In the run-up to the Guildhall School’s first chamber music festival, cello professor Ursula Smith reflects on the mutual benefits of its unique approach


Ursula Smith

Ten days to go before the start of our inaugural chamber music festival at the Guildhall School of Music & Drama. It has already been heartening to see how many seasoned professionals from our staff are willing to give their time and energy so freely in collaborations with students.

Most groups in the student/staff combinations have now begun the rehearsal process. We have tried to make a compromise between the real world, where at many festivals you have a very brief rehearsal period before concerts and the more cloistered atmosphere of a music conservatory, where student groups often spend a whole semester preparing a single work.

For me it is refreshing to see students’ instinctive reactions to pieces that they are often encountering for the very first time. My reactions to certain repertoire have different concert and professional encounters almost embedded into the score, so it is wonderful to have this injection of freshness and new energy from my younger colleagues.

Of course, you have to navigate the boundaries of gaps in experience, but the learning process is enhanced in my opinion by the directness of playing alongside each other. Certain things can be clarified simply by osmosis. The physical gestures of playing can sometimes make things simpler and clearer than words. We have taken a lot of care to match repertoire to different individual students, so that the students feel stretched but not overwhelmed.

In the festival, we will have both student groups, who have rehearsed long term over the course of the academic year and student/ staff collaborations, rehearsing and playing, in the shorter term close to the festival.

Postgrad viola fellow Henrietta Hill says: ‘The piano quartet in which I’m involved is playing Brahms’ Piano Quartet in G minor on Sunday 8 July at noon, and has been mentored and coached by faculty members who include Richard Lester and Krysia Osostowicz over the year. It is amazing (and a bit daunting!) for me to then be given an opportunity to play with both of them for Fauré’s Piano Quartet No.2 in G minor the day before.
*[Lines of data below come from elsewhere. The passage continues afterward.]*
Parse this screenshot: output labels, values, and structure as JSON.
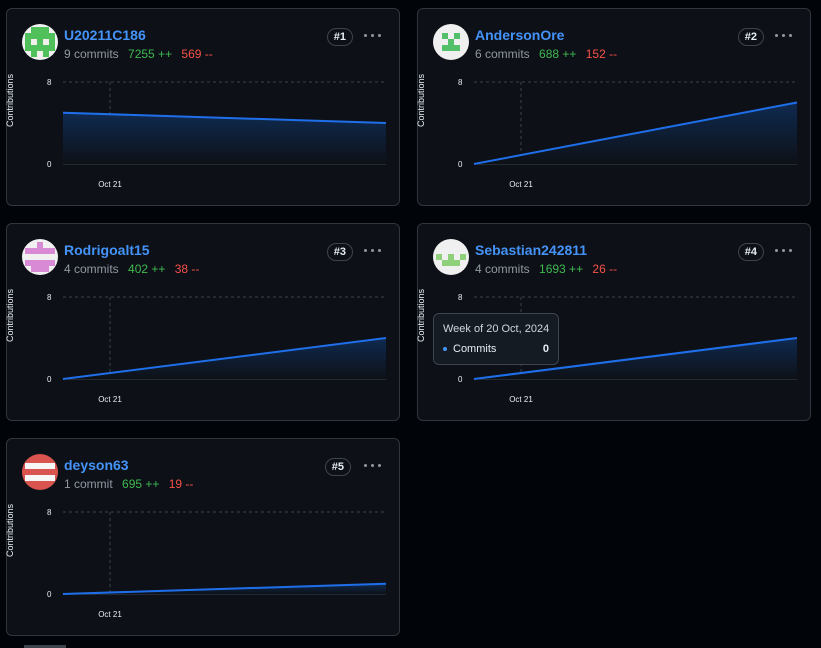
{
  "colors": {
    "link": "#4493f8",
    "additions": "#3fb950",
    "deletions": "#f85149",
    "line": "#1f6feb",
    "area_top": "#0f2a50",
    "area_bottom": "#0d1117"
  },
  "contributors": [
    {
      "username": "U20211C186",
      "commits": "9 commits",
      "additions": "7255 ++",
      "deletions": "569 --",
      "rank": "#1",
      "avatar": {
        "icon": "identicon-green",
        "color": "#4fc05a"
      },
      "chart_data": {
        "type": "area",
        "ylabel": "Contributions",
        "ylim": [
          0,
          8
        ],
        "y_ticks": [
          "8",
          "0"
        ],
        "x_tick_labels": [
          "Oct 21"
        ],
        "values": [
          5,
          4
        ]
      }
    },
    {
      "username": "AndersonOre",
      "commits": "6 commits",
      "additions": "688 ++",
      "deletions": "152 --",
      "rank": "#2",
      "avatar": {
        "icon": "identicon-green-sparse",
        "color": "#55c06a"
      },
      "chart_data": {
        "type": "area",
        "ylabel": "Contributions",
        "ylim": [
          0,
          8
        ],
        "y_ticks": [
          "8",
          "0"
        ],
        "x_tick_labels": [
          "Oct 21"
        ],
        "values": [
          0,
          6
        ]
      }
    },
    {
      "username": "Rodrigoalt15",
      "commits": "4 commits",
      "additions": "402 ++",
      "deletions": "38 --",
      "rank": "#3",
      "avatar": {
        "icon": "identicon-pink",
        "color": "#d98ad4"
      },
      "chart_data": {
        "type": "area",
        "ylabel": "Contributions",
        "ylim": [
          0,
          8
        ],
        "y_ticks": [
          "8",
          "0"
        ],
        "x_tick_labels": [
          "Oct 21"
        ],
        "values": [
          0,
          4
        ]
      }
    },
    {
      "username": "Sebastian242811",
      "commits": "4 commits",
      "additions": "1693 ++",
      "deletions": "26 --",
      "rank": "#4",
      "avatar": {
        "icon": "identicon-lightgreen",
        "color": "#8fd07a"
      },
      "chart_data": {
        "type": "area",
        "ylabel": "Contributions",
        "ylim": [
          0,
          8
        ],
        "y_ticks": [
          "8",
          "0"
        ],
        "x_tick_labels": [
          "Oct 21"
        ],
        "values": [
          0,
          4
        ]
      }
    },
    {
      "username": "deyson63",
      "commits": "1 commit",
      "additions": "695 ++",
      "deletions": "19 --",
      "rank": "#5",
      "avatar": {
        "icon": "identicon-red",
        "color": "#d9534f"
      },
      "chart_data": {
        "type": "area",
        "ylabel": "Contributions",
        "ylim": [
          0,
          8
        ],
        "y_ticks": [
          "8",
          "0"
        ],
        "x_tick_labels": [
          "Oct 21"
        ],
        "values": [
          0,
          1
        ]
      }
    }
  ],
  "tooltip": {
    "title": "Week of 20 Oct, 2024",
    "label": "Commits",
    "value": "0"
  }
}
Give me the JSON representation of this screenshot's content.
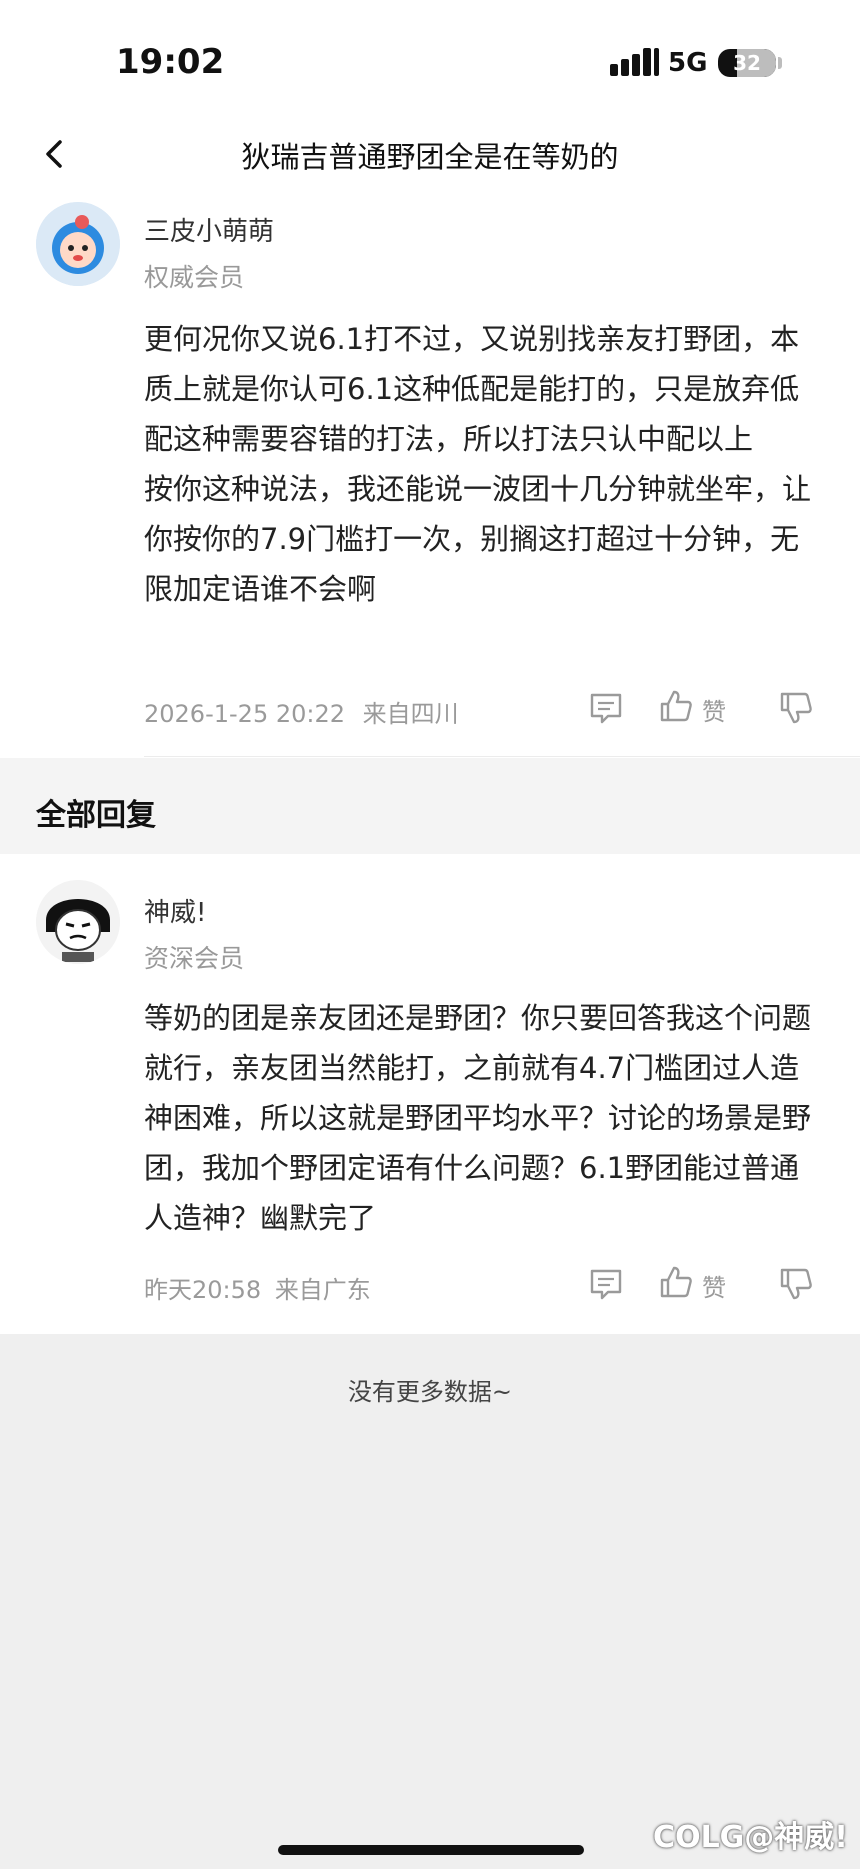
{
  "status_bar": {
    "time": "19:02",
    "network": "5G",
    "battery": "32",
    "battery_level": 0.32
  },
  "header": {
    "title": "狄瑞吉普通野团全是在等奶的"
  },
  "post": {
    "author": "三皮小萌萌",
    "role": "权威会员",
    "content": "更何况你又说6.1打不过，又说别找亲友打野团，本质上就是你认可6.1这种低配是能打的，只是放弃低配这种需要容错的打法，所以打法只认中配以上\n按你这种说法，我还能说一波团十几分钟就坐牢，让你按你的7.9门槛打一次，别搁这打超过十分钟，无限加定语谁不会啊",
    "timestamp": "2026-1-25 20:22",
    "location": "来自四川",
    "like_label": "赞"
  },
  "section": {
    "title": "全部回复"
  },
  "reply": {
    "author": "神威!",
    "role": "资深会员",
    "content": "等奶的团是亲友团还是野团？你只要回答我这个问题就行，亲友团当然能打，之前就有4.7门槛团过人造神困难，所以这就是野团平均水平？讨论的场景是野团，我加个野团定语有什么问题？6.1野团能过普通人造神？幽默完了",
    "timestamp": "昨天20:58",
    "location": "来自广东",
    "like_label": "赞"
  },
  "footer": {
    "no_more": "没有更多数据~",
    "watermark": "COLG@神威!"
  },
  "colors": {
    "accent_blue": "#3d8fe0",
    "icon_gray": "#9a9a9a",
    "page_bg": "#efefef"
  },
  "icons": [
    "back-arrow",
    "comment-icon",
    "thumbs-up-icon",
    "thumbs-down-icon"
  ]
}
‘What I love about chamber music, is that you are always learning from your colleagues. Rehearsing with Richard and Krysia who are musicians I really look up to, has really stretched me. They have really lived and explored this music to its fullest extent, and I feel incredibly lucky to be a part of the group and to learn from them. I’m really looking forward to our next rehearsal!’

Postgraduate violinist Ionel Manciu is also enthusiastic about the insights gained by switching from a coaching environment to playing side-by-side:

‘The directness of hearing vast experience right next to you, and all the tiny details of playing that make a performance work from the inside, gives an immediate boost to your playing and understanding.

‘Also the energy they generate on stage and what you hear up close, is something you cannot fully understand from a distance as an audience member.’

I think this quote sums up the value of these collaborations: an experience which cannot be duplicated in coaching sessions. We hope this festival will become a regular part of our academic year, and attract chamber music enthusiasts from far and wide. We have lectures (on style in Brahms), masterclasses with, among others, David Waterman of the Endellion Quartet (Sunday 8 July) and a wide range of concerts on all days. Many events are free and we hope that the broad range of activities will in turn attract a broader audience base.

Ursula Smith is cello professor and senior tutor in chamber music at the Guildhall School of Music & Drama

The conservatoire’s inaugural Chamber Music Festival takes place 6-8 July in Silk Street and Milton Court. Full details and tickets here: